The new Seldom Seen is similar to the Hayduke made famous by Lael Wilcox after she rode it to build the Baja Divide route, however, this bike is not a standard plus size hardtail, but instead a rigid, plus size adventure machine. This bike is ready for bolt on frame bags, front and rear mounted racks, and comes with tons of tire clearance. The spec groupset for the Seldom Seen featured at Interbike included hydro disk brakes, and a 2x Shimano SLX drivetrain to keep a reasonable price point. The lower to mid-range drivetrains from all the major manufacturers seem to have gotten really good in the past few years so you can have good reliability and performance without breaking the bank. With all the room for storage on this bike, it should definitely be on your list for a Baja Divide bike.
The all new Baxter is made to be a Tour Divide, muddy mile-munching machine! This high-end titanium beast comes ready to run flat or drop bars, rigid or 100mm forks, and up to 29”x2.25” tires. The build featured at Interbike was set up with Shimano XT Di2 and hydro disk brakes. All of the Di2 wires are internally routed leaving the bike looking super clean. As usual there were some beautiful, clean welds, and thru axle front and rear. This bike is made to handle whatever you throw at it. It doesn’t matter if it’s the Tour Divide or exploring some sweet singletrack, this bike will take you where you need to go. That all being said, I am curious how the Di2 build would fare on the Divide. I can’t imagine you’d have any problems on trips shorter than 1,000 miles but I’m curious if you’d need a charger for something closer to 3,000 miles.

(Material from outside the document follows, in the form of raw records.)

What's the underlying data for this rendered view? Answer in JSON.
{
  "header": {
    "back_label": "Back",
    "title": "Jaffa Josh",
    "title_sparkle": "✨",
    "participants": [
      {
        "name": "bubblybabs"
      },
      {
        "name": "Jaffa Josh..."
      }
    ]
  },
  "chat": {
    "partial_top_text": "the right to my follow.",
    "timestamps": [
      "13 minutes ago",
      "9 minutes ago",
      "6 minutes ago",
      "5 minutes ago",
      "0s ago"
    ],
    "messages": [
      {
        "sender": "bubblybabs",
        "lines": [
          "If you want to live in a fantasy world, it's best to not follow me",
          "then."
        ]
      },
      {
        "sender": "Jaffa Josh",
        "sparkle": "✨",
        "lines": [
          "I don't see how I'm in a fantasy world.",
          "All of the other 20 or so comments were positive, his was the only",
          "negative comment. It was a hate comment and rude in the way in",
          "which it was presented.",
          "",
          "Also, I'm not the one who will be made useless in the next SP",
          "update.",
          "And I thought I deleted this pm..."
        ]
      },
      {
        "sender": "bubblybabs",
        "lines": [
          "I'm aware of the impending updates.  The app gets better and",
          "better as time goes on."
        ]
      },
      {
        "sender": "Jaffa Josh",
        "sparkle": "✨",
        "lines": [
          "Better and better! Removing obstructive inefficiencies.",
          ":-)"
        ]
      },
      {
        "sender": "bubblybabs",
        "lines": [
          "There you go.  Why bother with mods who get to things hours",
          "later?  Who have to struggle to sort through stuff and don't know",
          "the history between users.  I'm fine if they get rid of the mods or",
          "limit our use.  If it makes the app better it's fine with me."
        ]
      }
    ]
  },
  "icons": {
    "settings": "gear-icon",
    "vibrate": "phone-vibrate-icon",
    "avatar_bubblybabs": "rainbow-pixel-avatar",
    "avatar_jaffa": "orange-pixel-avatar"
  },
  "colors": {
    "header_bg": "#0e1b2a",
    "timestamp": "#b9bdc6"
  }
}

The NDVR Bravo is a high end, titanium, breakaway bike, built for traveling. A little something about NDVR? They donate a bike to a person in a developing country with the help of World Bicycle Relief for every bike purchased. The bike they brought to Interbike pulled out all the stops with SRAM Eagle 1×12, a Fox Factory 34 fork, and carbon plus size wheels. The shifter cable has a quickly detachable connection point to break apart when traveling without having to retune the derailleur. The frame breaks along the seat tube, between the top tube and seat stays, clamped together using the seat post. The downtube is fastened near the bottom bracket and the whole bike fits in a single airline checkable suitcase to avoid those extra fees. Fitting in with the adventure bike genre, they’ve outfitted the frame with rear rack mounts, hydro disk brakes, fender mounts, and a bag friendly frame. NDVR makes some beautiful, handmade bikes here in the States and they’ve got a solid mission I can get behind.